"We saw this with the twilight of the Tory years too - only these revelations were more sexy and interesting. Thankfully I don't live in London so I haven't disappeared into the Westminster-media navel-gazing loop that some of y'all live in but doesn't it work something like this: you stay in power too long, you expose yourself to this type of revelation because a) you've made too many enemies, b) as your power visibly fades, those in a position to leak lose any interest in loyalty to their political masters, assuming that they won't be the masters for much longer?"
I'd go along with that. A few years ago, a political scientist (it's his day-job) I know said to me that politics is a lot more boring and straightforward than you think. His gist was that the public don't care about politics half as much as the political class think they do.
The critical voters - the ones whose change-of-heart decides an election - are often motivated less by any strong feelings about policies or the conduct of the government, and more by a simple decision (taken fairly lightly) that 'it's time for the other lot to have a go'.
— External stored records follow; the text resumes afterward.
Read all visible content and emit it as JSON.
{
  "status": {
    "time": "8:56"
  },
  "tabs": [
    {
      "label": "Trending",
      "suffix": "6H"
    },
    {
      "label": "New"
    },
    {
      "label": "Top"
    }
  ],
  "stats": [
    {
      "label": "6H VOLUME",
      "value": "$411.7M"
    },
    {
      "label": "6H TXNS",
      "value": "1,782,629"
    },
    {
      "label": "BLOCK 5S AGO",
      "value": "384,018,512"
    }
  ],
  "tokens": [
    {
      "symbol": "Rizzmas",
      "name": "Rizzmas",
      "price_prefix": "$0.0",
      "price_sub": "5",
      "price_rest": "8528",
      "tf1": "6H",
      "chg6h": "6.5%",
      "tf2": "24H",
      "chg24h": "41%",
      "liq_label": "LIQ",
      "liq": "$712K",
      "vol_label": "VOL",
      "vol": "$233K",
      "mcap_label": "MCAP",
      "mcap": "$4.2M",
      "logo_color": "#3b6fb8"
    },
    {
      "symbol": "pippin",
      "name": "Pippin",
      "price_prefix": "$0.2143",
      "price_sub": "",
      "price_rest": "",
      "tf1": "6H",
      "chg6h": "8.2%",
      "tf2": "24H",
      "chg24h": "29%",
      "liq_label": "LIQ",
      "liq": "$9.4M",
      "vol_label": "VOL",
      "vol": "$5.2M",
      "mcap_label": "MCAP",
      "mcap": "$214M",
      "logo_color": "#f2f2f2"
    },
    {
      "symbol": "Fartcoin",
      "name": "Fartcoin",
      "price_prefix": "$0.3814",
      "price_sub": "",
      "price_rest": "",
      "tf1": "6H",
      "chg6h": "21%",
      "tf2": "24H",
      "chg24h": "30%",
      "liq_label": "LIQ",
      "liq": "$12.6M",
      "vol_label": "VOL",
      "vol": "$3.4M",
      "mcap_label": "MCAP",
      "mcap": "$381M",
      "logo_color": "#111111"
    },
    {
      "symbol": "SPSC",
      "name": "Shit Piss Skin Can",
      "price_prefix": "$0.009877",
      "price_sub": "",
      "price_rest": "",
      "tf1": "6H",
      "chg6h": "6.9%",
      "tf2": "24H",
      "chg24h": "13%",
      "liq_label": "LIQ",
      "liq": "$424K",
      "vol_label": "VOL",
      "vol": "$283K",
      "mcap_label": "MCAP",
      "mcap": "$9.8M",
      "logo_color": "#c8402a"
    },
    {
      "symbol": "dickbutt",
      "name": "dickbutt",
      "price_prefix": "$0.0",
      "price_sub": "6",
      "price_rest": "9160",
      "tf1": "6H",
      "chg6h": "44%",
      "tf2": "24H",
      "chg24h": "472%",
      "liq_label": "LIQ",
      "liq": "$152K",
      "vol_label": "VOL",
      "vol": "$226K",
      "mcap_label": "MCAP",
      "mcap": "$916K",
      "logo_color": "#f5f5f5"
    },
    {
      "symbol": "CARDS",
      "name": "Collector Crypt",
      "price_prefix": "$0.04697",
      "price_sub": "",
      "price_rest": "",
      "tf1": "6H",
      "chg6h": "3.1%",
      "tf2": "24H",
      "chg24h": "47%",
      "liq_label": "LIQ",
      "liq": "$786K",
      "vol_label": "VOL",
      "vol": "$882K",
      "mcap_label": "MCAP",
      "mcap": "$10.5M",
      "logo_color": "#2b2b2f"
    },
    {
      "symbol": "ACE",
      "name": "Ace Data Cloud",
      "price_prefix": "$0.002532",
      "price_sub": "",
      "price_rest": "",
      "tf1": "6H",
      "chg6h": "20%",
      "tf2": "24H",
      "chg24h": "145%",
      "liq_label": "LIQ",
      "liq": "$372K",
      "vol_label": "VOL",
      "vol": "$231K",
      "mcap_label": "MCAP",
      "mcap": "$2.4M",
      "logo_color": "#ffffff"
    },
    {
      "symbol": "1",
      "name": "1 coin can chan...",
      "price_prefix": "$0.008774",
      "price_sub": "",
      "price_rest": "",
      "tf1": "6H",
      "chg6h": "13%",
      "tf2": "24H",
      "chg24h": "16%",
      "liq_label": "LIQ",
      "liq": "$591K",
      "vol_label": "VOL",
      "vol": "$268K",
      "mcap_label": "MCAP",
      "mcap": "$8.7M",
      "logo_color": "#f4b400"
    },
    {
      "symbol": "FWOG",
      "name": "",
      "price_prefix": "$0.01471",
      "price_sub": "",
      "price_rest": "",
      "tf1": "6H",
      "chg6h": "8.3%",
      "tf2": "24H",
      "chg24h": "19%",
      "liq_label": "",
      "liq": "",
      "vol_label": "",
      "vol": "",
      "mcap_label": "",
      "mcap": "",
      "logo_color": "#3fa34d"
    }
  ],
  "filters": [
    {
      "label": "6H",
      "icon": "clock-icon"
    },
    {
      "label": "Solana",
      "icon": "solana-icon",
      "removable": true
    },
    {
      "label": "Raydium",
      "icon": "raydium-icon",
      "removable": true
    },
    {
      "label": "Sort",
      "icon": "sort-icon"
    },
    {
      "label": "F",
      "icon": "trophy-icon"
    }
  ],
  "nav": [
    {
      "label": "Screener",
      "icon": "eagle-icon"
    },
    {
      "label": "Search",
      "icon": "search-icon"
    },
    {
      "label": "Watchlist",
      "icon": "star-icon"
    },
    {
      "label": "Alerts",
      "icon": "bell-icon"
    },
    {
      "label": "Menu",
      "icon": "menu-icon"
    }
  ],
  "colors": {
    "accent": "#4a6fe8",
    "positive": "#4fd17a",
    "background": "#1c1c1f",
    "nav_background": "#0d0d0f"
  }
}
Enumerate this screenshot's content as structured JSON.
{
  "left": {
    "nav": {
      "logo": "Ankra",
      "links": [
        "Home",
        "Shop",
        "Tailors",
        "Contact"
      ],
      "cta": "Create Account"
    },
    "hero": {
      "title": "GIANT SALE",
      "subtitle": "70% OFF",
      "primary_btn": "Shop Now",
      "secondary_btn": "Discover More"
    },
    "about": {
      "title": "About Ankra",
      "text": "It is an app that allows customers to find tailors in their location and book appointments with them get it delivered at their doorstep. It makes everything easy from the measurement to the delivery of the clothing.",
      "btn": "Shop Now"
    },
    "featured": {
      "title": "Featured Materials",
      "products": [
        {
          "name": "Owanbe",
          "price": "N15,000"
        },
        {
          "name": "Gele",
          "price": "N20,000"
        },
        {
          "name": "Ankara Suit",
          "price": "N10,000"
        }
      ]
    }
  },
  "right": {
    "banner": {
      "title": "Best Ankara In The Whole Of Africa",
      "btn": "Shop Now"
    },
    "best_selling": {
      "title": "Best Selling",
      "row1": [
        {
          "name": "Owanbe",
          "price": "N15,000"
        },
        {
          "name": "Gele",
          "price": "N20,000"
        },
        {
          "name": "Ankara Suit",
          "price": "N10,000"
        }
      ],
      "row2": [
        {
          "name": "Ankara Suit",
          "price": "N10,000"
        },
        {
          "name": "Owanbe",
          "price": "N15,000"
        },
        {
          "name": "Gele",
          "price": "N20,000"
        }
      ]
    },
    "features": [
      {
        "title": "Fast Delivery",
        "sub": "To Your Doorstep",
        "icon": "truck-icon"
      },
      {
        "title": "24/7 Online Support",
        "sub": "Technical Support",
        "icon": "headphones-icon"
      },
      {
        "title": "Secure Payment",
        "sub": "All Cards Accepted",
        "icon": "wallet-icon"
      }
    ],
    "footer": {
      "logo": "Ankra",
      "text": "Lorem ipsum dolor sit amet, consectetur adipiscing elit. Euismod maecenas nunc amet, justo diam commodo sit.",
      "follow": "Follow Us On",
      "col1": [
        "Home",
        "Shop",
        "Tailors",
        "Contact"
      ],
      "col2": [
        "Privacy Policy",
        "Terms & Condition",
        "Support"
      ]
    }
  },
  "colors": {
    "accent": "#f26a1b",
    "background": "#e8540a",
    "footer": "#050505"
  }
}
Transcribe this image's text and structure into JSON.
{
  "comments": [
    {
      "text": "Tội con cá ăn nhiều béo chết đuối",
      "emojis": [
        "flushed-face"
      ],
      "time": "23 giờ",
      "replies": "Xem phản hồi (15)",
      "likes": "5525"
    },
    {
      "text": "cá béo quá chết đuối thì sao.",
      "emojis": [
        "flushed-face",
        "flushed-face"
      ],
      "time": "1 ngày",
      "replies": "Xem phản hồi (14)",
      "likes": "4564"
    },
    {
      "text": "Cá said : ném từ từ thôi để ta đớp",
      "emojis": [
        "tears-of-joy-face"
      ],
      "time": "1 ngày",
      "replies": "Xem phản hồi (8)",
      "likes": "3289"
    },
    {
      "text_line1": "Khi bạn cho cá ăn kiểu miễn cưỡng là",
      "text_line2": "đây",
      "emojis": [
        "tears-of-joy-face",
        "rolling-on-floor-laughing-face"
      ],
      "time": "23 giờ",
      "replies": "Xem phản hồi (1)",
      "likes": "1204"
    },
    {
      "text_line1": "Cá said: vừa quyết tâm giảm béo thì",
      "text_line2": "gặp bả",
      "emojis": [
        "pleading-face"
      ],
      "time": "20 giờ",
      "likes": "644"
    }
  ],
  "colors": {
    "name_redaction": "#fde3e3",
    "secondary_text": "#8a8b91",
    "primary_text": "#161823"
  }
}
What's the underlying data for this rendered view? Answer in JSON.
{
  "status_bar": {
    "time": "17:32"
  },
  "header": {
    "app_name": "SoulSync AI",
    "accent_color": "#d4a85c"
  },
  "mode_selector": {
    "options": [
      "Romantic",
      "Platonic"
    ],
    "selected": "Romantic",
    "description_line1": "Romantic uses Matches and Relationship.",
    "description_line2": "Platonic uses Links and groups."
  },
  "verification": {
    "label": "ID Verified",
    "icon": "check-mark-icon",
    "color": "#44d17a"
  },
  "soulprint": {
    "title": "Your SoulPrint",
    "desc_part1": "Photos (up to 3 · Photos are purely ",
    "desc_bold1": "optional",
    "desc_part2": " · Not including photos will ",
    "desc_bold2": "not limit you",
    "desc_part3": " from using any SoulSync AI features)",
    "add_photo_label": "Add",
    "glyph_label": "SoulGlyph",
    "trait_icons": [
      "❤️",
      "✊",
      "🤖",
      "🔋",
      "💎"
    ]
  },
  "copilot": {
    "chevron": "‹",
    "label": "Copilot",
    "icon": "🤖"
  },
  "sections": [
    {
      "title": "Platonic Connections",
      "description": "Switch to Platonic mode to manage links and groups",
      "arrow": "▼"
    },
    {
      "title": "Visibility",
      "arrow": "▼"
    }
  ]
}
I dimly remember another writer (was it Gerry Stoker?) saying something about how there is a fair amount of evidence showing that when you iron out the kinks, governments generally lose 1% of their voters each year as part of the process outlined above and that it's a good thing because their fitness for government wanes as they lose touch with the public.
All of this is, on my part, completely unscientific, but it reflects my prejudices. I mention this because another one of my prejudices is that people who work in politics or write about it, massively magnify the public's response to the subject.
Many times over the past few weeks I've seen politicos and hacks talking about how 'people are furious with us.'
I really don't think this is the case. They are, for the most part, annoyed about something that they don't really care about very much. Those that do say they are furious would be furious anyway. Like Shuggy's republicans who want the Queen opening Parliament in a tracksuit, people who hate politicians in general have placed themselves at the front of an imaginary army Whose Day Has Come.
And on issues like this, newspapers can play a huge role. They can switch the music in a way that will probably benefit UKIP in June (and may have unintended consequence of benefiting the BNP as well).
And while I really think that Gordon Brown's leadership in recent months has been appalling, I similarly doubt if that soap-style narrative that obsesses Westminster types really makes much difference in the long run.
I suspect that, when the dust settles, the over-riding '1% disillusion a year' pattern will continue to assert itself until there is a change of government.
One final thing: I'm firmly of the view that this expenses storm is over-stated, that there is something of a reasonable explanation for a lot of claims that seem superficially evil. There's clearly a culture in Westminster that has grown up over time, and has been actively nurtured by staff in the Fees Office - that has been exposed in a way that reflects very badly on MPs. I'm also of the view that the the whole question of transparency has to be viewed through the filter of it's assynchronous nature - a point that Stephen Fry and George Foulkes makes about journalists and that Tom P regularly makes about company directors and shareholders.
All of that said, some of the fiddles really have pointed to a handful if sleazy shifty bastards who deserve to be chucked out by their constituency parties. Both Labour and the Tories have a few - and I hope they get deselected.
I'd like to see more politicians deselected more often - not on matters of policy, but on their character, their conduct and their willingness to be flexible, conversational and vaguely human.
I'd love the professional politicans - people with no real background outside the Balliol >>> think-tank >>> safe-seat gravy train to get chucked aside and replaced by people with a record of activity in local government and their constituency parties.
Anything that chucks out a few professional politicians will not be entirely a bad thing.